We are observing and investigating methane releases on the East Siberian Arctic Ocean. For 72 hours now, we have been in the thick of extensive investigations of methane releases from the outer Laptev Sea system. The SWERUS-C3 expedition is really well equipped to for detect the release of methane. As we steam along, we continuously measure methane levels in air, via inlets placed at a new meteorology mast at the very bow of the Oden, and in surface seawater, through a specially-constructed seawater intake (delivering water from an intake at 8 m depth underneath the hull of Oden directly to the permanent shipboard laboratory).
(Watch Methane bubbles during a CTD cast. Filmed by Pete Hill on SWERUS youtube channel)
The air and seawater methane concentrations are probed in near real-time by advanced laser spectrometry techniques. We also use the Kongsberg acoustics system permanently installed on the Oden (owned by Stockholm University). This system has three key components; (1) a multibeam echosounder, providing detailed mapping of the water depth and of structures on the ocean floor; (2) a chirp sub-bottom profiler, providing information on sediment features down to tens of meters depth into the ocean bottom; and (3) a mid-water sonar (similar to a “fish finder”), providing information on e.g. gas bubbles rising through the entire water column. As the Oden makes a stop, at a so-called “station”, an extensive seawater and sediment sampling program starts. This involves getting water onboard in CTD-Niskin bottles from up to 24 different depths. Then, some 20 different chemical components in the seawater are measured, some even already onboard.

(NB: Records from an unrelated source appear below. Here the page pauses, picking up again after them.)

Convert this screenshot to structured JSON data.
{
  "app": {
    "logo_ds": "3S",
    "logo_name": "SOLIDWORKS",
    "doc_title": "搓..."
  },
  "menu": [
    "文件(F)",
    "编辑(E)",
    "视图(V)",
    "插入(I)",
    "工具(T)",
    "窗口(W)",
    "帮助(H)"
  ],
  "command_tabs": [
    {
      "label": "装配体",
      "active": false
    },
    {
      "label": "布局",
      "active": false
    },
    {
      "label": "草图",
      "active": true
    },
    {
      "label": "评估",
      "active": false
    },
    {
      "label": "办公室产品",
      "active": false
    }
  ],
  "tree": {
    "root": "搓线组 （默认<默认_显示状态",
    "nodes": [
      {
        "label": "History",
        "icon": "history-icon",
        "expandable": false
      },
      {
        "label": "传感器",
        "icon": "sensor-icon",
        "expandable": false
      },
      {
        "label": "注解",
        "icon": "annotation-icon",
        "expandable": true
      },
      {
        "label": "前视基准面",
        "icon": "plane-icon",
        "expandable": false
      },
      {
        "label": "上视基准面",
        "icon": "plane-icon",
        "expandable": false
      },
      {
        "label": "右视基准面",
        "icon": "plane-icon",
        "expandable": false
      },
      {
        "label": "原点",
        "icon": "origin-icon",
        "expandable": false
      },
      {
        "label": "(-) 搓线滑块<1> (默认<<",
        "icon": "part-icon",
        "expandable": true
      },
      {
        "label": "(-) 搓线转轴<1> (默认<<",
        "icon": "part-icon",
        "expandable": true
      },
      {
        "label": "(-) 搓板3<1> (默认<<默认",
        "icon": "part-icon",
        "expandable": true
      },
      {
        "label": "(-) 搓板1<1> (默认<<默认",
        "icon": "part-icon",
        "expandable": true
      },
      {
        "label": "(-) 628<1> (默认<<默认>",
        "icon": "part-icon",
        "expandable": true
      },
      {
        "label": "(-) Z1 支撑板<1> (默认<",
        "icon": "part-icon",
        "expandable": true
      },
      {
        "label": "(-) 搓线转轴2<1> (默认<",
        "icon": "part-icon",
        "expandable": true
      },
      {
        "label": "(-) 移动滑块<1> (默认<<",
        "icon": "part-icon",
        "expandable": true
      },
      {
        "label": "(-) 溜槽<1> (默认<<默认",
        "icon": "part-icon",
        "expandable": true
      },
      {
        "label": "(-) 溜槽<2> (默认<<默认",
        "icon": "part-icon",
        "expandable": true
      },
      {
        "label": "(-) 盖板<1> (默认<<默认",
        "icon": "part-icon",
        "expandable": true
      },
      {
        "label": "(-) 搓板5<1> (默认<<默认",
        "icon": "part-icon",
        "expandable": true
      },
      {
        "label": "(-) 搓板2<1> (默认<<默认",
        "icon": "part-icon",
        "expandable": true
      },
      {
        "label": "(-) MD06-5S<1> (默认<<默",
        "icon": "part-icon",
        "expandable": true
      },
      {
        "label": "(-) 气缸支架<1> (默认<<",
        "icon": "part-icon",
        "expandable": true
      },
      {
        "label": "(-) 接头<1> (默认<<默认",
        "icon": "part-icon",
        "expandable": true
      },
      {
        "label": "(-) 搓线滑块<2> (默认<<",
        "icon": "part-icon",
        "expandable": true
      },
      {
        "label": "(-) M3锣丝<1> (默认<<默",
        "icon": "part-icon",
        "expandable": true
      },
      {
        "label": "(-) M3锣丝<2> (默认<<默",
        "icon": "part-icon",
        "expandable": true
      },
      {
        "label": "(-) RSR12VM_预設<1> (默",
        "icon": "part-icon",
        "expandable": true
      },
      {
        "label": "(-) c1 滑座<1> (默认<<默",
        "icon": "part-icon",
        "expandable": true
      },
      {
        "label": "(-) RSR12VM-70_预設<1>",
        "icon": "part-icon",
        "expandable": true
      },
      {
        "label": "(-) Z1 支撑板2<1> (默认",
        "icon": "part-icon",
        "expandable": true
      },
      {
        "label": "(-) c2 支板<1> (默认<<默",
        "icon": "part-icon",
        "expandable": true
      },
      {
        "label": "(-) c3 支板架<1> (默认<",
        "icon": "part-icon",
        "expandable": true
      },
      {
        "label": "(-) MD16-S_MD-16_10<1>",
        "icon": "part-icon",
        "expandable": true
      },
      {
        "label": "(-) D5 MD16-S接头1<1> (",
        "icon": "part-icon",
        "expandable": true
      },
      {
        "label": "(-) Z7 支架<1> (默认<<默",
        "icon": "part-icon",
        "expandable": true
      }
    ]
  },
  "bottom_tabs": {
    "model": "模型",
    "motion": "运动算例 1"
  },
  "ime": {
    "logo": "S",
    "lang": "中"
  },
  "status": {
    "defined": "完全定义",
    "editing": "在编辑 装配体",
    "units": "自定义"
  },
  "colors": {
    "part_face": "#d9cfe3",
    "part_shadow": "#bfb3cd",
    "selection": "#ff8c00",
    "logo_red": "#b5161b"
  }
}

We measure the spatial distribution of methane concentration directly in board. We also measure concentration of ethane, as the methane/ethane ratio gives us a first indication of the relative importance of decaying drowned wetlands/permafrost (so-called biogenic as bacterial breakdown produces the methane) vs a deeper petroleum/natural gas (so-called thermogenic) source. Samples are also analysed onboard for nutrients, dissolved organic carbon, alkalinity, pH, dissolved inorganic carbon and for other gases such as carbon dioxide, nitrous oxide, hydrogen and oxygen. Importantly, samples are also taken for advanced post-cruise analysis in our shorebased laboratories for e.g. the triple isotopic composition of methane (stable C and H isotopes and the radiocarbon/14C signal), which carries strong diagnostic information regarding both the sources (biogenic vs thermogenic) and extent of microbial degradation of dissolved methane. We will also analyze the He and Ra isotopes, which will indicate the extent of active deep conduits for gas releases from the sediments.
At a station, we also collect sediment samples for methane, methane isotopes, organic geochemical studies of the carbon cycle, particularly what happens to the old carbon released via rivers and coastal erosion due to thawing land-based permafrost pools.
So, what have we found in the first couple of days of methane-focused studies?
1) Our first observations of elevated methane levels, about ten times higher than in background seawater, were documented already as we climbed up the steep continental slope at stations in 500 and 250 m depth. This was somewhat of a surprise. While there has been much speculation of the vulnerability of regular marine hydrates (frozen methane formed due to high p and low T) along the Arctic rim, very few actual observations of methane releases due to collapsing Arctic upper slope marine hydrates have been made. ¨
It has recently been documented that a tongue of relatively varm Atlantic water, with a core at depths of 200–600 m may have warmed up some in recent years. As this Atlantic water, the last remnants of the Gulf Stream, propagates eastward along the upper slope of the East Siberian margin, our SWERUS-C3 program is hypothesizing that this heating may lead to destabilization of upper portion of the slope methane hydrates. This may be what we now for the first time are observing.
2) Using the mid-water sonar, we mapped out an area of several kilometers where bubbles were filling the water column from depths of 200 to 500 m. During the preceding 48 h we have performed station work in two areas on the shallow shelf with depths of 60-70m where we discovered over 100 new methane seep sites. SWERUS-C3 researchers have on earlier expeditions documented extensive venting of methane from the subsea system to the atmosphere over the East Siberian Arctic Shelf. On this Oden expedition we have gathered a strong team to assess these methane releases in greater detail than ever before to substantially improve our collective understanding of the methane sources and the functioning of the system. This is information that is crucial if we are to be able to provide scientific estimations of how these methane releases may develop in the future.
The weather Gods are still on our side as we steam through a now ice-free Laptev Sea under a light cloud cover and with moderate winds.